What this task involves.
Begin your copy at the line that holds "What data populates" and carry it through the final line of the data, writing out each line exactly and omitting pictures.
(Excerpted records Opens)
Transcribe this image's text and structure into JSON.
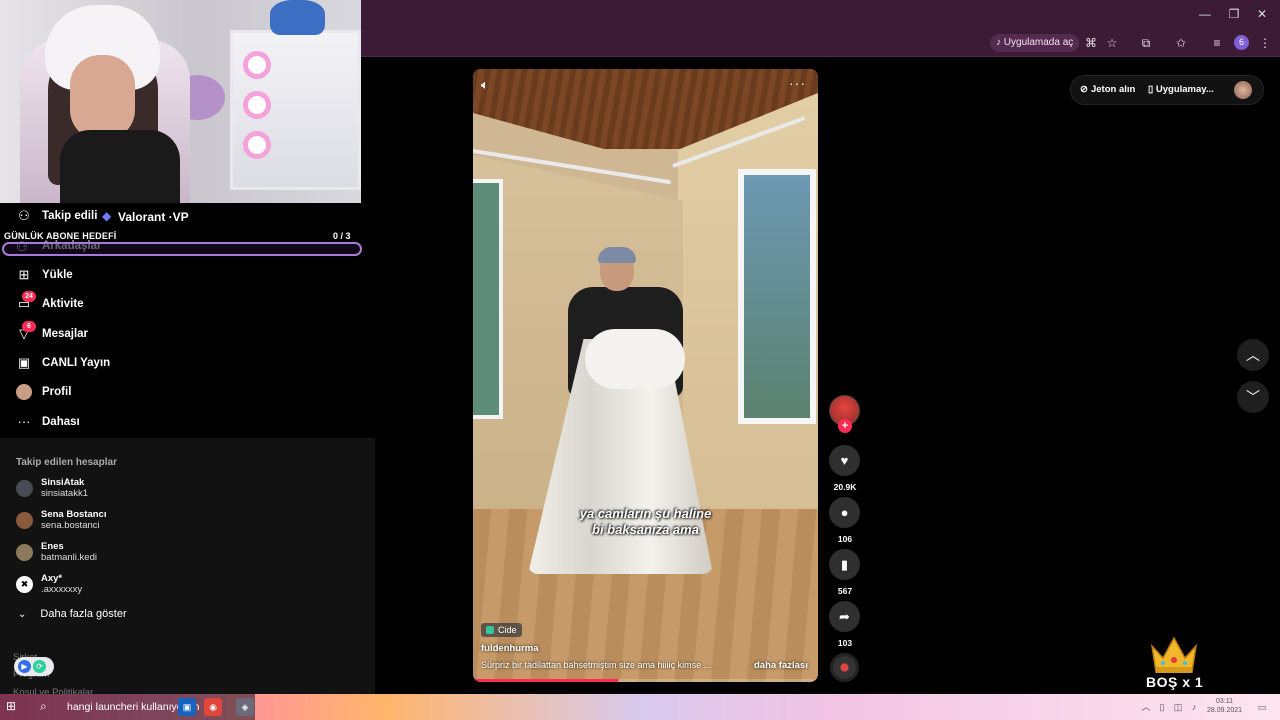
{
  "browser": {
    "open_in_app_label": "Uygulamada aç",
    "profile_badge": "6",
    "window_minimize": "—",
    "window_restore": "❐",
    "window_close": "✕"
  },
  "stream_overlay": {
    "goal_label": "GÜNLÜK ABONE HEDEFİ",
    "goal_count": "0 / 3",
    "goal_current": 0,
    "goal_total": 3,
    "game_label": "Valorant ·VP",
    "bos_label": "BOŞ x 1"
  },
  "sidebar": {
    "items": [
      {
        "label": "Takip edili",
        "icon": "person-follow-icon"
      },
      {
        "label": "Arkadaşlar",
        "icon": "friends-icon"
      },
      {
        "label": "Yükle",
        "icon": "upload-icon"
      },
      {
        "label": "Aktivite",
        "icon": "activity-icon",
        "badge": "24"
      },
      {
        "label": "Mesajlar",
        "icon": "messages-icon",
        "badge": "6"
      },
      {
        "label": "CANLI Yayın",
        "icon": "live-icon"
      },
      {
        "label": "Profil",
        "icon": "profile-avatar"
      },
      {
        "label": "Dahası",
        "icon": "more-icon"
      }
    ],
    "following_title": "Takip edilen hesaplar",
    "accounts": [
      {
        "name": "SinsiAtak",
        "handle": "sinsiatakk1"
      },
      {
        "name": "Sena Bostancı",
        "handle": "sena.bostanci"
      },
      {
        "name": "Enes",
        "handle": "batmanli.kedi"
      },
      {
        "name": "Axy*",
        "handle": ".axxxxxxy"
      }
    ],
    "show_more": "Daha fazla göster",
    "footer": [
      "Şirket",
      "Program",
      "Koşul ve Politikalar"
    ]
  },
  "video": {
    "subtitle_line1": "ya camların şu haline",
    "subtitle_line2": "bi baksanıza ama",
    "location": "Cide",
    "author": "fuldenhurma",
    "description": "Sürpriz bir tadilattan bahsetmiştim size ama hiiiiç kimse ...",
    "more_label": "daha fazlası",
    "progress": 0.42
  },
  "actions": {
    "likes": "20.9K",
    "comments": "106",
    "saves": "567",
    "shares": "103"
  },
  "topright": {
    "coins_label": "Jeton alın",
    "app_label": "Uygulamay..."
  },
  "taskbar": {
    "search_text": "hangi launcheri kullanıyosun",
    "time": "03:11",
    "date": "28.09.2021"
  }
}
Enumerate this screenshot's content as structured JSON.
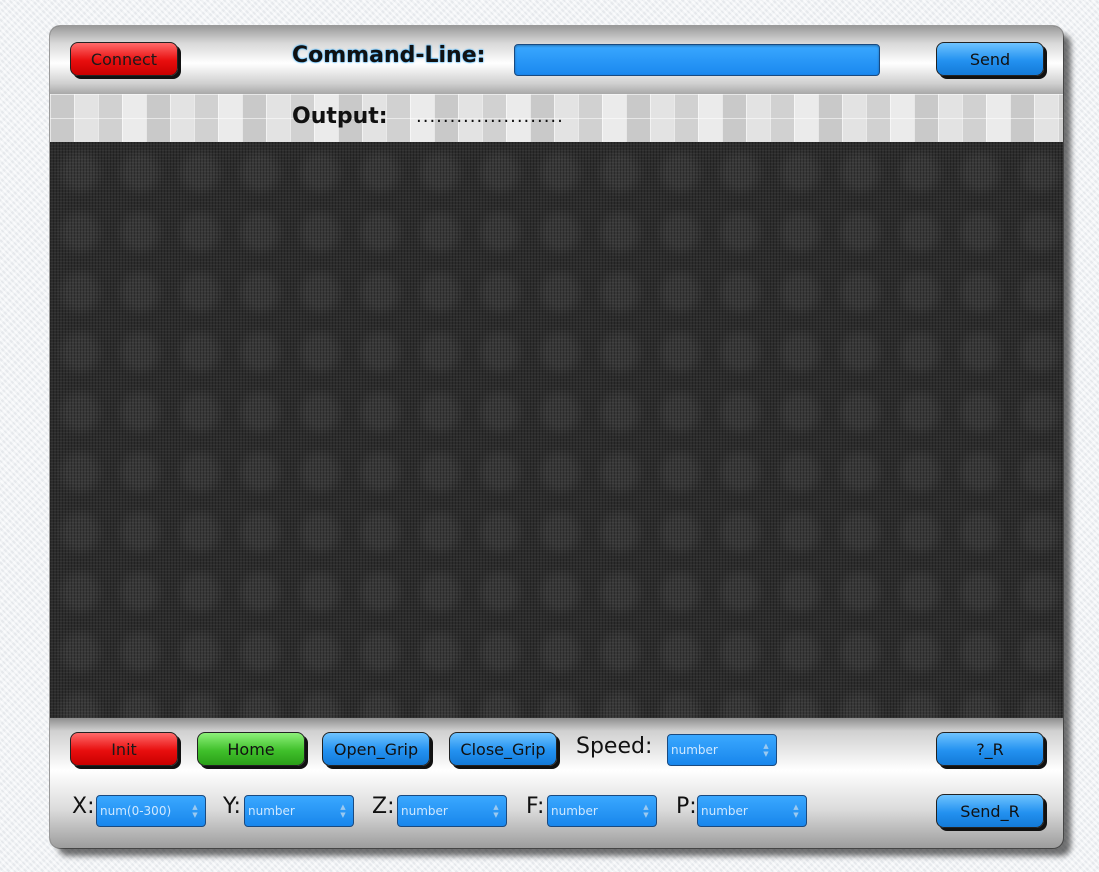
{
  "top": {
    "connect_label": "Connect",
    "command_line_label": "Command-Line:",
    "send_label": "Send"
  },
  "output": {
    "label": "Output:",
    "value": "......................"
  },
  "controls": {
    "init_label": "Init",
    "home_label": "Home",
    "open_grip_label": "Open_Grip",
    "close_grip_label": "Close_Grip",
    "speed_label": "Speed:",
    "speed_placeholder": "number",
    "query_r_label": "?_R",
    "x_label": "X:",
    "x_placeholder": "num(0-300)",
    "y_label": "Y:",
    "y_placeholder": "number",
    "z_label": "Z:",
    "z_placeholder": "number",
    "f_label": "F:",
    "f_placeholder": "number",
    "p_label": "P:",
    "p_placeholder": "number",
    "send_r_label": "Send_R"
  },
  "colors": {
    "red_button": "#e80e0e",
    "green_button": "#40c02b",
    "blue_button": "#2391f0",
    "screen_background": "#2c2c2c"
  },
  "icons": {
    "spinner": "spinner-arrows-icon"
  }
}
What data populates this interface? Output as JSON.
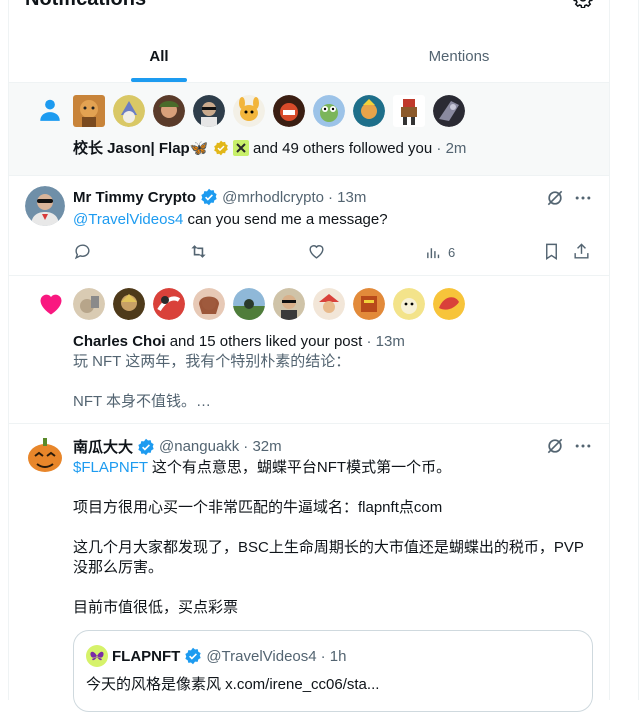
{
  "header": {
    "title": "Notifications",
    "settings_icon": "gear-icon"
  },
  "tabs": [
    {
      "label": "All",
      "active": true
    },
    {
      "label": "Mentions",
      "active": false
    }
  ],
  "follow_notification": {
    "icon": "person-icon",
    "names": "校长 Jason| Flap",
    "emoji": "🦋",
    "rest": " and 49 others followed you",
    "time": " · 2m",
    "avatar_count": 11
  },
  "tweet1": {
    "name": "Mr Timmy Crypto",
    "handle": "@mrhodlcrypto",
    "time": "· 13m",
    "mention": "@TravelVideos4",
    "text": " can you send me a message?",
    "views": "6"
  },
  "like_notification": {
    "icon": "heart-icon",
    "name": "Charles Choi",
    "rest": " and 15 others liked your post",
    "time": " · 13m",
    "line1": "玩 NFT 这两年，我有个特别朴素的结论：",
    "line2": "NFT 本身不值钱。…"
  },
  "tweet2": {
    "name": "南瓜大大",
    "handle": "@nanguakk",
    "time": "· 32m",
    "cashtag": "$FLAPNFT",
    "text1": " 这个有点意思，蝴蝶平台NFT模式第一个币。",
    "text2": "项目方很用心买一个非常匹配的牛逼域名：flapnft点com",
    "text3a": "这几个月大家都发现了，BSC上生命周期长的大市值还是蝴蝶出的税币，PVP",
    "text3b": "没那么厉害。",
    "text4": "目前市值很低，买点彩票",
    "quote": {
      "name": "FLAPNFT",
      "handle": "@TravelVideos4",
      "time": "· 1h",
      "text": "今天的风格是像素风  x.com/irene_cc06/sta..."
    }
  },
  "colors": {
    "accent": "#1d9bf0",
    "like": "#f91880",
    "muted": "#536471",
    "verified": "#1d9bf0",
    "gold": "#e2b719"
  }
}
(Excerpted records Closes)
Output below.
What data populates this interface? Output as JSON.
{
  "header": {
    "title": "Notifications",
    "settings_icon": "gear-icon"
  },
  "tabs": [
    {
      "label": "All",
      "active": true
    },
    {
      "label": "Mentions",
      "active": false
    }
  ],
  "follow_notification": {
    "icon": "person-icon",
    "names": "校长 Jason| Flap",
    "emoji": "🦋",
    "rest": " and 49 others followed you",
    "time": " · 2m",
    "avatar_count": 11
  },
  "tweet1": {
    "name": "Mr Timmy Crypto",
    "handle": "@mrhodlcrypto",
    "time": "· 13m",
    "mention": "@TravelVideos4",
    "text": " can you send me a message?",
    "views": "6"
  },
  "like_notification": {
    "icon": "heart-icon",
    "name": "Charles Choi",
    "rest": " and 15 others liked your post",
    "time": " · 13m",
    "line1": "玩 NFT 这两年，我有个特别朴素的结论：",
    "line2": "NFT 本身不值钱。…"
  },
  "tweet2": {
    "name": "南瓜大大",
    "handle": "@nanguakk",
    "time": "· 32m",
    "cashtag": "$FLAPNFT",
    "text1": " 这个有点意思，蝴蝶平台NFT模式第一个币。",
    "text2": "项目方很用心买一个非常匹配的牛逼域名：flapnft点com",
    "text3a": "这几个月大家都发现了，BSC上生命周期长的大市值还是蝴蝶出的税币，PVP",
    "text3b": "没那么厉害。",
    "text4": "目前市值很低，买点彩票",
    "quote": {
      "name": "FLAPNFT",
      "handle": "@TravelVideos4",
      "time": "· 1h",
      "text": "今天的风格是像素风  x.com/irene_cc06/sta..."
    }
  },
  "colors": {
    "accent": "#1d9bf0",
    "like": "#f91880",
    "muted": "#536471",
    "verified": "#1d9bf0",
    "gold": "#e2b719"
  }
}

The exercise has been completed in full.